(Data about app and page elements)
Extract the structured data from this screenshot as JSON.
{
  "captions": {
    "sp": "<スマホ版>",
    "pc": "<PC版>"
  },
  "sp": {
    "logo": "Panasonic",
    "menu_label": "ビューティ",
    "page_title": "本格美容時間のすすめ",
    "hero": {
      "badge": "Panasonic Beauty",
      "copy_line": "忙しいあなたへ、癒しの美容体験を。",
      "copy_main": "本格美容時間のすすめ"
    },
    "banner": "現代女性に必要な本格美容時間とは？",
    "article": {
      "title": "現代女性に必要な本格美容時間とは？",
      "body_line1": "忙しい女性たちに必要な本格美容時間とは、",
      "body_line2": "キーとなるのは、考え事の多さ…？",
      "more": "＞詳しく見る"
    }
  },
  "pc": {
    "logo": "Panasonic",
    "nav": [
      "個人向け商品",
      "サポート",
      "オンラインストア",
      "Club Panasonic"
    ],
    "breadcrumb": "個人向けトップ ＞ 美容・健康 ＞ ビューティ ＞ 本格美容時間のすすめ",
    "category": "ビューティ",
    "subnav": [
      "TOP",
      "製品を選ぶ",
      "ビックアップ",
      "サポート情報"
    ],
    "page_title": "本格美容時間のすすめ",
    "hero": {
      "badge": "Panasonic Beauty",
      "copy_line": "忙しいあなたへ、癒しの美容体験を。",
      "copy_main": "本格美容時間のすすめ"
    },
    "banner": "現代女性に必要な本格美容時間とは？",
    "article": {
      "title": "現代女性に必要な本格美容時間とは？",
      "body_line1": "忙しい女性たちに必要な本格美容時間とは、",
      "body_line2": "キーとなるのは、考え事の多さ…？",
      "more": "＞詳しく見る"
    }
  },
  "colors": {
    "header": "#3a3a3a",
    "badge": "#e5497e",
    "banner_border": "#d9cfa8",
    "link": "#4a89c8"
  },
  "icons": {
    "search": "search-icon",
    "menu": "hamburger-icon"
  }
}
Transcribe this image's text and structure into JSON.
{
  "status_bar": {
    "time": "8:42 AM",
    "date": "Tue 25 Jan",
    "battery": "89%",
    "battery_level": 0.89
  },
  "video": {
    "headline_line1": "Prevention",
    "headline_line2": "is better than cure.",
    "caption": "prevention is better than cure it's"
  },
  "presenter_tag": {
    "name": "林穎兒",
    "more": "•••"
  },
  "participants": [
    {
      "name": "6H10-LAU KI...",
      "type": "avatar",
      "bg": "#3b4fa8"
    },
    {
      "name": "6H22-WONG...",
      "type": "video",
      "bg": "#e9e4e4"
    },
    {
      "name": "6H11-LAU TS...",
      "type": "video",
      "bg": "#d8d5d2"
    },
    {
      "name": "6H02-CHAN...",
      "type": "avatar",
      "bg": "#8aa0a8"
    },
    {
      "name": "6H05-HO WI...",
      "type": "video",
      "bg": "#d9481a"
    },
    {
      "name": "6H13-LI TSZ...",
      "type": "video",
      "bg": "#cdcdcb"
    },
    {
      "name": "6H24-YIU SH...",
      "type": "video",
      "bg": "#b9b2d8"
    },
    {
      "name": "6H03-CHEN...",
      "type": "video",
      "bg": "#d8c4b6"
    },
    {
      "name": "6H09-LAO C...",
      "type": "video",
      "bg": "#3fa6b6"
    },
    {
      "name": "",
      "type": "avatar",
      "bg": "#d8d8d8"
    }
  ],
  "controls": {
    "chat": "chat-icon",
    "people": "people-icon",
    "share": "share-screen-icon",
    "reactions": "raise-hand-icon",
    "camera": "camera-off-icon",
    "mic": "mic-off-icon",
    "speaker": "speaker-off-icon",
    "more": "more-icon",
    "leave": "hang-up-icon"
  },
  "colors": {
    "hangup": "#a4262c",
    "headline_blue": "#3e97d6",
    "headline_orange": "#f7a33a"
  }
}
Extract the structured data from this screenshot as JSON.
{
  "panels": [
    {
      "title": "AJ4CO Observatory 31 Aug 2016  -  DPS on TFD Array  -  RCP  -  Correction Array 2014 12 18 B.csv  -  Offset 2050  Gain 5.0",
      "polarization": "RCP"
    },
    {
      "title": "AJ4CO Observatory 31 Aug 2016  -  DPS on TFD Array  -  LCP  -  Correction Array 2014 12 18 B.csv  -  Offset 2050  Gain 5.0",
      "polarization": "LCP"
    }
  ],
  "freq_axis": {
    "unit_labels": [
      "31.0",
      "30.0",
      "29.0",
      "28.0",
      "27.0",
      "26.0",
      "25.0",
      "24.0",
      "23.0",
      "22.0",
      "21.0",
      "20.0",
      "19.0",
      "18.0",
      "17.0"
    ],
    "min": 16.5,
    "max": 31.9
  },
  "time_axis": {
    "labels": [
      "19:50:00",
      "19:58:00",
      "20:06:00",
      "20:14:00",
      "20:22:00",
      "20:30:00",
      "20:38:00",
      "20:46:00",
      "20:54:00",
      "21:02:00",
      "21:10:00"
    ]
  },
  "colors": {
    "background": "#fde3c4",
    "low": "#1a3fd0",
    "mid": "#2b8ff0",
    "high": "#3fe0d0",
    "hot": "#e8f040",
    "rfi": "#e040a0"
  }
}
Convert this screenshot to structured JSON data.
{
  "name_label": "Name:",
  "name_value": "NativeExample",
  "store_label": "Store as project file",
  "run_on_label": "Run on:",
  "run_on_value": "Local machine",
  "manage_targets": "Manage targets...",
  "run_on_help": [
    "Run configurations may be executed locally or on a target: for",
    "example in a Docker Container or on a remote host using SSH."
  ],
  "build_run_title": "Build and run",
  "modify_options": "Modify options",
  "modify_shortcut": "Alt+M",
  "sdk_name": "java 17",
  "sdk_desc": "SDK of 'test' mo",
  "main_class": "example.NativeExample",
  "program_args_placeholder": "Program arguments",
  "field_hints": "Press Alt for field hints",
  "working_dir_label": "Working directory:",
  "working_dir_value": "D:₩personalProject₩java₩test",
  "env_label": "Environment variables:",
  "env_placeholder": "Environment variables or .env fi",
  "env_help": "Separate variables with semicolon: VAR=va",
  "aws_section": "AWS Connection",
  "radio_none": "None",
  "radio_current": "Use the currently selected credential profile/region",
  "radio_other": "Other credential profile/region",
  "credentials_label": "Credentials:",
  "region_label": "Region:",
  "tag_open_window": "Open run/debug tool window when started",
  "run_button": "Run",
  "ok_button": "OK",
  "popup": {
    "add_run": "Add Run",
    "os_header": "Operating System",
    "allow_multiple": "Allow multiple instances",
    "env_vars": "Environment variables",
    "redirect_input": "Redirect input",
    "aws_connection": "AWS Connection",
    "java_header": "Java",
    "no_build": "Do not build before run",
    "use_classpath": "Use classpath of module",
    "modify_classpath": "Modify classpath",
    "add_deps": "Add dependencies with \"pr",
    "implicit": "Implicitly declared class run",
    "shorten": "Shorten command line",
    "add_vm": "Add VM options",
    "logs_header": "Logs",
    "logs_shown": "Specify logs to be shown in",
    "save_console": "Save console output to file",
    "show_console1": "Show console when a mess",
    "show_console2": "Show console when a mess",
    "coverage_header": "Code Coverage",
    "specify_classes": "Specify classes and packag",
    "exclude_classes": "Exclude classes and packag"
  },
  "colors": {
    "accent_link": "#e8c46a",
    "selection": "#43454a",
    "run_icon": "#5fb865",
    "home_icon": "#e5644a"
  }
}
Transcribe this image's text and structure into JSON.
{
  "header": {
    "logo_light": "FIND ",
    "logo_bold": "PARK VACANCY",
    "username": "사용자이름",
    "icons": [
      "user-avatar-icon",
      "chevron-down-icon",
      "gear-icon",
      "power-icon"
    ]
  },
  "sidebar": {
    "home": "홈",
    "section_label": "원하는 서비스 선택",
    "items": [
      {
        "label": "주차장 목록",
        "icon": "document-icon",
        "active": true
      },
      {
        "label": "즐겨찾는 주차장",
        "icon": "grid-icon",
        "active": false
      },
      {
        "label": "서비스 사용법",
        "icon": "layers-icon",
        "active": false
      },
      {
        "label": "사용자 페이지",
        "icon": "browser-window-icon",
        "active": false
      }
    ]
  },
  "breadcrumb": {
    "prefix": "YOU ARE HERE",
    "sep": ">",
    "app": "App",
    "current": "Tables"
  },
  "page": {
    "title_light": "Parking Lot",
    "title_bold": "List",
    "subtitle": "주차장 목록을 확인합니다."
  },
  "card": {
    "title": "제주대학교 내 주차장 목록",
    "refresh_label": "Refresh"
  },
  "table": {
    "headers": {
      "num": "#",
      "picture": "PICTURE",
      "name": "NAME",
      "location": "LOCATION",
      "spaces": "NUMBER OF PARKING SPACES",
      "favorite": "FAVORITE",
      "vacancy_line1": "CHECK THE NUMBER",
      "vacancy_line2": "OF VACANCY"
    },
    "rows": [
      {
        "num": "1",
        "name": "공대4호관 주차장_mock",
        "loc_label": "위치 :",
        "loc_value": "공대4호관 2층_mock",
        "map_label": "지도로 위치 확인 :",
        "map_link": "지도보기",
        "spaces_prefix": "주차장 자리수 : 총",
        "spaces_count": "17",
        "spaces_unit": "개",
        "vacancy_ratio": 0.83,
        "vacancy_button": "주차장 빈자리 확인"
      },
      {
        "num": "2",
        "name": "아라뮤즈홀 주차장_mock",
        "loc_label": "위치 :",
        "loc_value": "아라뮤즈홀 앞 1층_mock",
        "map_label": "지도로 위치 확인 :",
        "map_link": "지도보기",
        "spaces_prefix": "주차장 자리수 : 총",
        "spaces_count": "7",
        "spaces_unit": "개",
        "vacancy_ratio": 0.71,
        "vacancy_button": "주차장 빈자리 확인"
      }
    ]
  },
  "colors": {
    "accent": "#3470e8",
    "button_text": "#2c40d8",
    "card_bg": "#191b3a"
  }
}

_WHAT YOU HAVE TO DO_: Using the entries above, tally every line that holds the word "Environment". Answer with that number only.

_EXERCISE OUTPUT_: 3